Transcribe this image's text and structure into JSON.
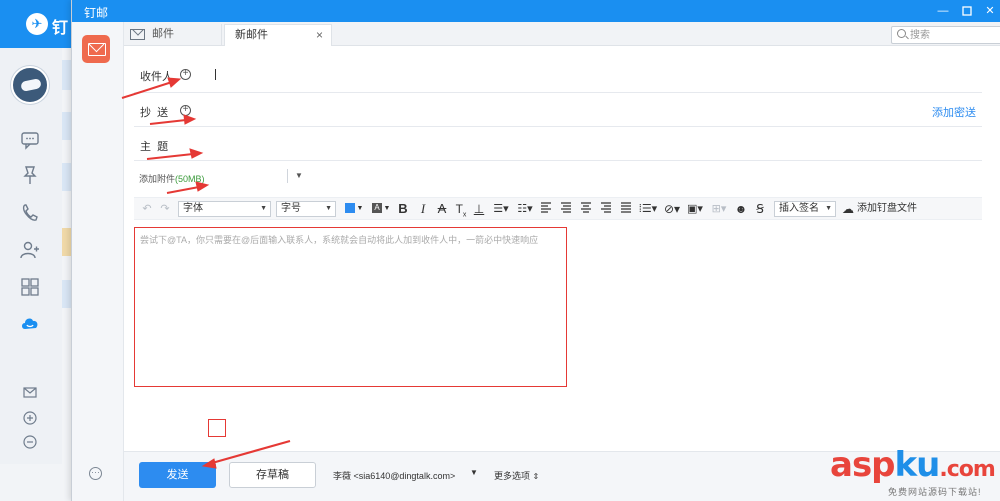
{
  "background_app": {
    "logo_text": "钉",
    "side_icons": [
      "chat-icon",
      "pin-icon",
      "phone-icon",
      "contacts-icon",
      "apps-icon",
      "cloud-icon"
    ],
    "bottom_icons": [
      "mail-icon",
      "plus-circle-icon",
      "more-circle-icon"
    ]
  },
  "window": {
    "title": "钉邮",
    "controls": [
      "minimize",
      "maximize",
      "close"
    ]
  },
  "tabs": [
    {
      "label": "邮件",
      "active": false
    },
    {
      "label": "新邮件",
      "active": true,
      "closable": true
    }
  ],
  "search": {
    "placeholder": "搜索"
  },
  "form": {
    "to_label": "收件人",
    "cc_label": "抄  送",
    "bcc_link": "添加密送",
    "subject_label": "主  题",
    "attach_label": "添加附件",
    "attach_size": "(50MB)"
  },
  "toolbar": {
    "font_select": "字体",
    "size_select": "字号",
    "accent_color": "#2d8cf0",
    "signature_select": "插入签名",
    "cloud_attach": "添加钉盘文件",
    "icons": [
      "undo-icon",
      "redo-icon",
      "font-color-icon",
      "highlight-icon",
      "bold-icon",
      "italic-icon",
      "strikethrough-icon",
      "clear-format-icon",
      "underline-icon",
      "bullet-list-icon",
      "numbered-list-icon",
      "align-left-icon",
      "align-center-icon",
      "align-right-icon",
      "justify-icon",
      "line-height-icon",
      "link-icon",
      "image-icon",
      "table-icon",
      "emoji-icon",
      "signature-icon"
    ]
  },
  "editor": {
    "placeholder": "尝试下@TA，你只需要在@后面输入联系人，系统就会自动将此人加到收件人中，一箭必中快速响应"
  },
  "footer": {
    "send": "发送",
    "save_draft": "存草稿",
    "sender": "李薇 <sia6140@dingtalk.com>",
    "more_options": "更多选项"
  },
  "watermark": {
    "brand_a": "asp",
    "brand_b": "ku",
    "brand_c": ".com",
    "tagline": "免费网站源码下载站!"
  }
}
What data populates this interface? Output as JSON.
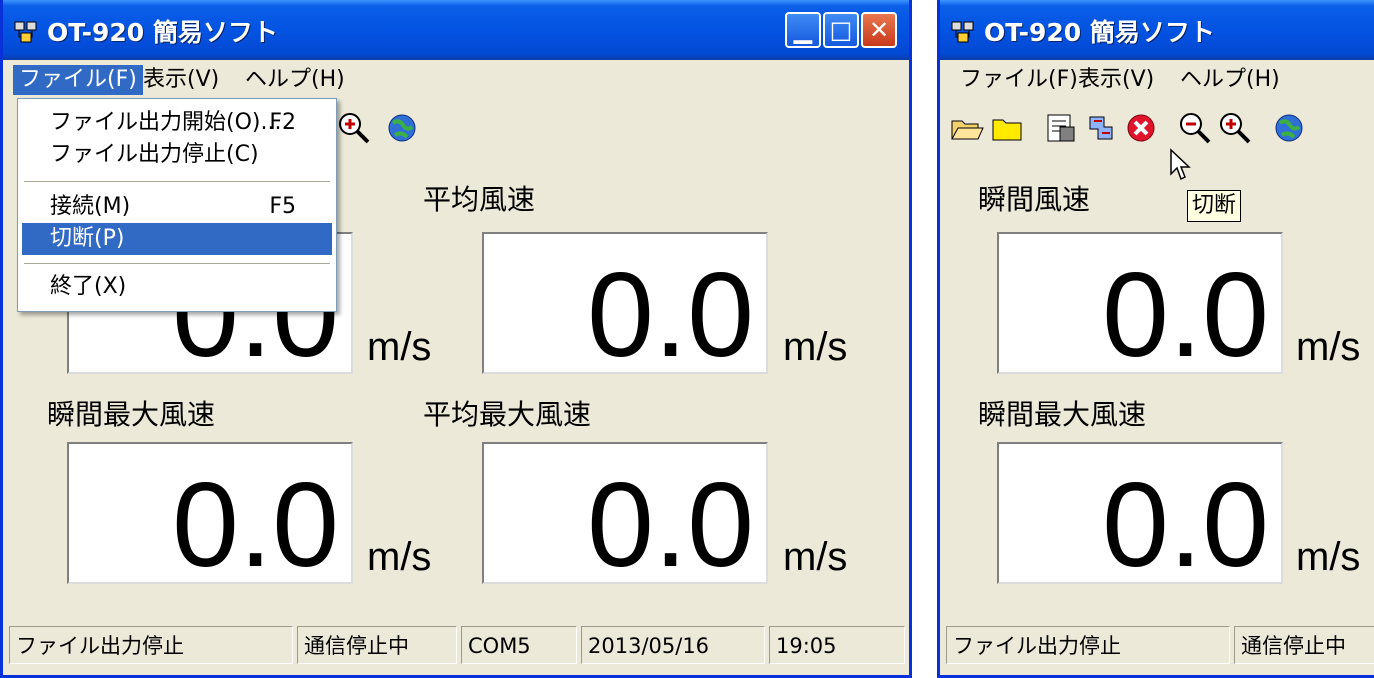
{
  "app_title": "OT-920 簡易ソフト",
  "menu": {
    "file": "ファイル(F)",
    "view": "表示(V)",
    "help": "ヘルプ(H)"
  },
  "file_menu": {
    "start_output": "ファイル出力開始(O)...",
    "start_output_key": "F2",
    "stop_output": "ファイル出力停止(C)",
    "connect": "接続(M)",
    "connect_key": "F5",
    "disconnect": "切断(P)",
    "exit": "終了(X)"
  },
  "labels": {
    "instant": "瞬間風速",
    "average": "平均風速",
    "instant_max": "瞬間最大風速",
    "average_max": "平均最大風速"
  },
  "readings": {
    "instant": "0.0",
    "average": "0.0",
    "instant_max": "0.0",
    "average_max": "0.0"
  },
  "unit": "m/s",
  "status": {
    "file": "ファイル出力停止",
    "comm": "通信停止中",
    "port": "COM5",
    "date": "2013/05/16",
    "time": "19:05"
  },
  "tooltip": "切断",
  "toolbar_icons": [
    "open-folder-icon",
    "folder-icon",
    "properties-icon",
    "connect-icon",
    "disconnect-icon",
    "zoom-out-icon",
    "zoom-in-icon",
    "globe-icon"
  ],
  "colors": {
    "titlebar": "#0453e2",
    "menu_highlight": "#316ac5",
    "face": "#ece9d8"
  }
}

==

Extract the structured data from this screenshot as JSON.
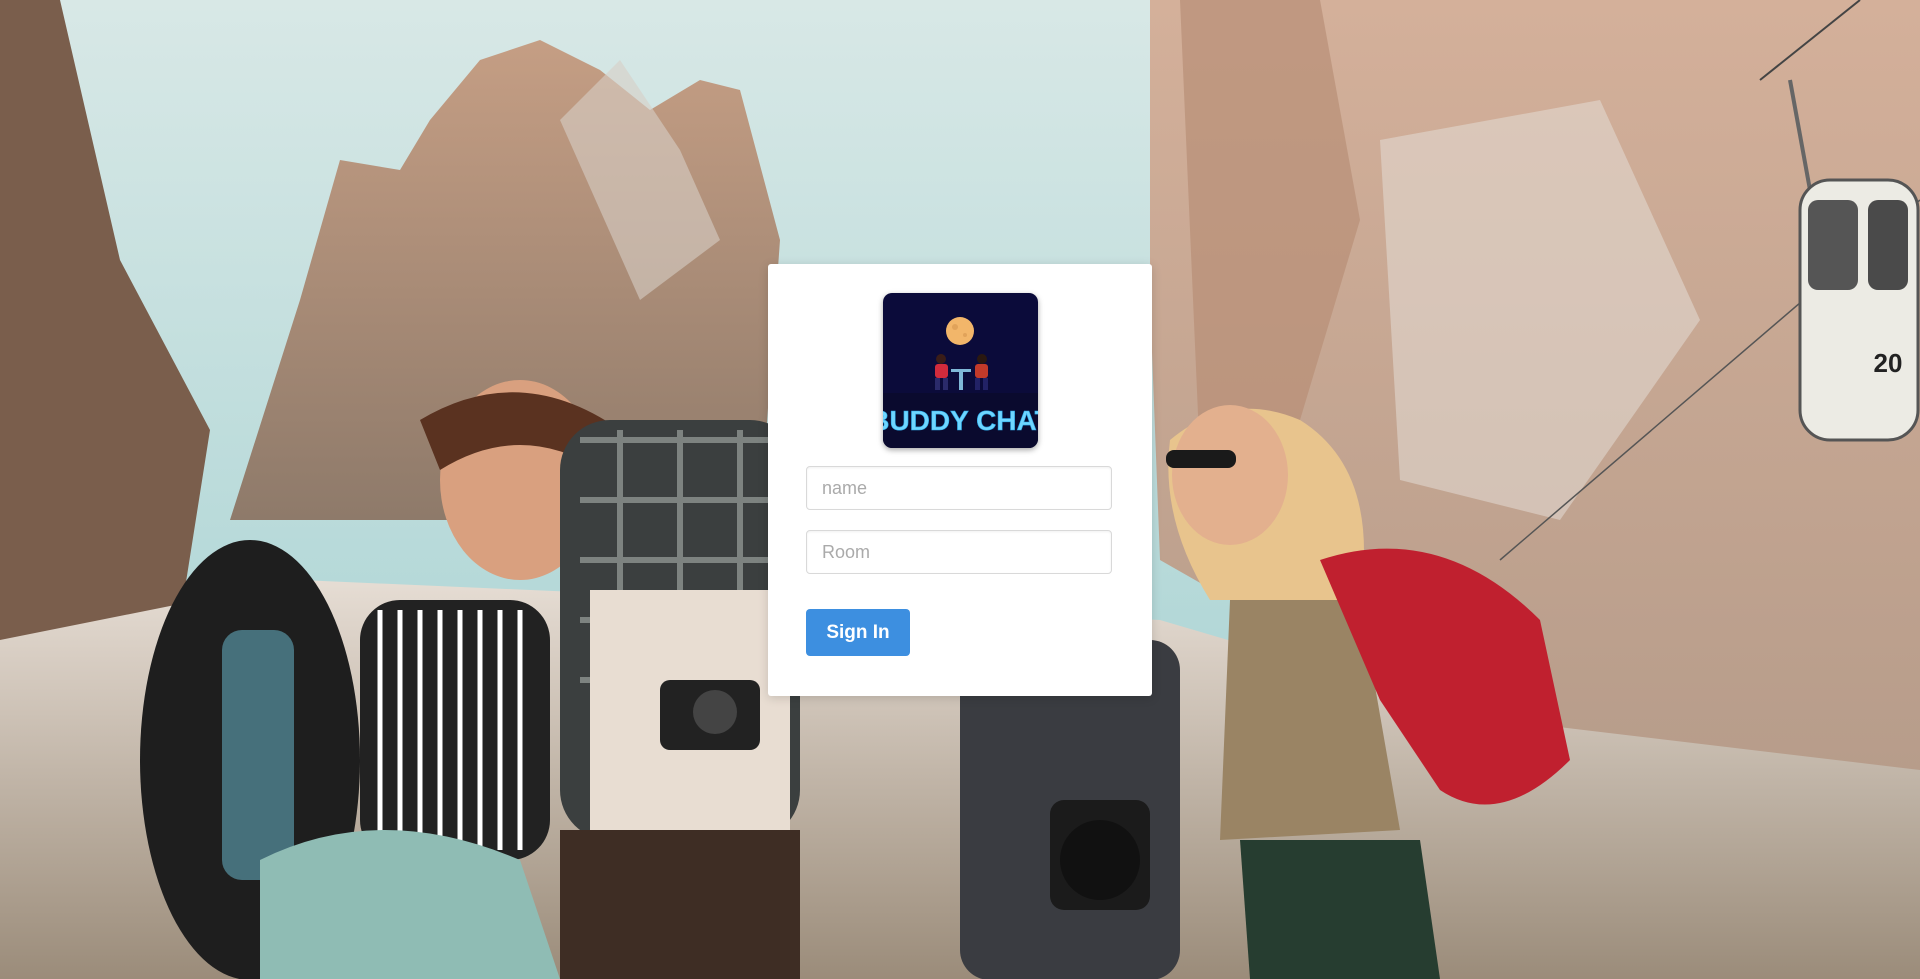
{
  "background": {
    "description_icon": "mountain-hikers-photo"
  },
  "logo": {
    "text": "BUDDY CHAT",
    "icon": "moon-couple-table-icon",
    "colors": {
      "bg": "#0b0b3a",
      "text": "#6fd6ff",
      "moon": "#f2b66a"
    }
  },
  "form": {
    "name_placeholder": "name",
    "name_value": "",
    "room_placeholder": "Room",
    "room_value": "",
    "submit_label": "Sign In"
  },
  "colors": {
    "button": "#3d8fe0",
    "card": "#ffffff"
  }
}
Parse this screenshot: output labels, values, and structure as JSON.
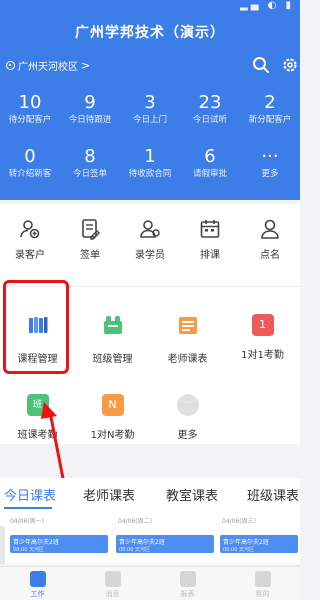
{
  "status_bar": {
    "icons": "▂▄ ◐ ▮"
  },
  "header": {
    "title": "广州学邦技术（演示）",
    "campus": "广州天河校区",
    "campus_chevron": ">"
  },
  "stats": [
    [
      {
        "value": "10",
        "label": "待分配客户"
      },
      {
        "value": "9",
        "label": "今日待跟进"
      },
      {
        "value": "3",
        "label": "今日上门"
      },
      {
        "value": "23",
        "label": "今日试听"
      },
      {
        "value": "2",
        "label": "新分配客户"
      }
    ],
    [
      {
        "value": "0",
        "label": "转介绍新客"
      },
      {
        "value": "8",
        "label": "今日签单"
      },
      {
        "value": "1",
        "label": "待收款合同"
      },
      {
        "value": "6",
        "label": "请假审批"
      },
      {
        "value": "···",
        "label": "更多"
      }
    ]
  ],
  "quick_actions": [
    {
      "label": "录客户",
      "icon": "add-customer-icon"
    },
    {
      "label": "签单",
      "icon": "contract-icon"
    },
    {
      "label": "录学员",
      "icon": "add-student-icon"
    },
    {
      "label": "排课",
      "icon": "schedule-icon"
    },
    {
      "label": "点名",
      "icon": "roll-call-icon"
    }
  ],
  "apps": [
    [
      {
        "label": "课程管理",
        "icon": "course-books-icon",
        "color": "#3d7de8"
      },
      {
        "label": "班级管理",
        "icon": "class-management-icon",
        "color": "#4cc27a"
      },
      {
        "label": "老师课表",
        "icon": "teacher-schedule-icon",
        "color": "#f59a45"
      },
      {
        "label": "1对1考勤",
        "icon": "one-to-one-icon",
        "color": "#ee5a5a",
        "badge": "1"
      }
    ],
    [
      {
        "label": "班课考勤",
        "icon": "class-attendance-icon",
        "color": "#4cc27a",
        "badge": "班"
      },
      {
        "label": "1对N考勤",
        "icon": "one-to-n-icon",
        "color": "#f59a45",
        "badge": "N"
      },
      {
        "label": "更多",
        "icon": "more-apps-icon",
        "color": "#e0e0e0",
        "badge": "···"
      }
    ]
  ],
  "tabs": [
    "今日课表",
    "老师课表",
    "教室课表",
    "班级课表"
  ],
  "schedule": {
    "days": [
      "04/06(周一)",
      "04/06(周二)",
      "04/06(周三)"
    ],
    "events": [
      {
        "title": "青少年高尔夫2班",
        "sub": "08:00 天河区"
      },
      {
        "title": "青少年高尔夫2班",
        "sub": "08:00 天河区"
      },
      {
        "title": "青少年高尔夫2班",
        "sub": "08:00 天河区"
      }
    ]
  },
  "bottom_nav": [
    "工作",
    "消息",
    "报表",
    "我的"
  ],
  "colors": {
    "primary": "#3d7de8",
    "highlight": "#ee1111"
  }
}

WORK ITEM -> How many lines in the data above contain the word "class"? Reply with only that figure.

RESPONSE TO THIS EXERCISE -> 2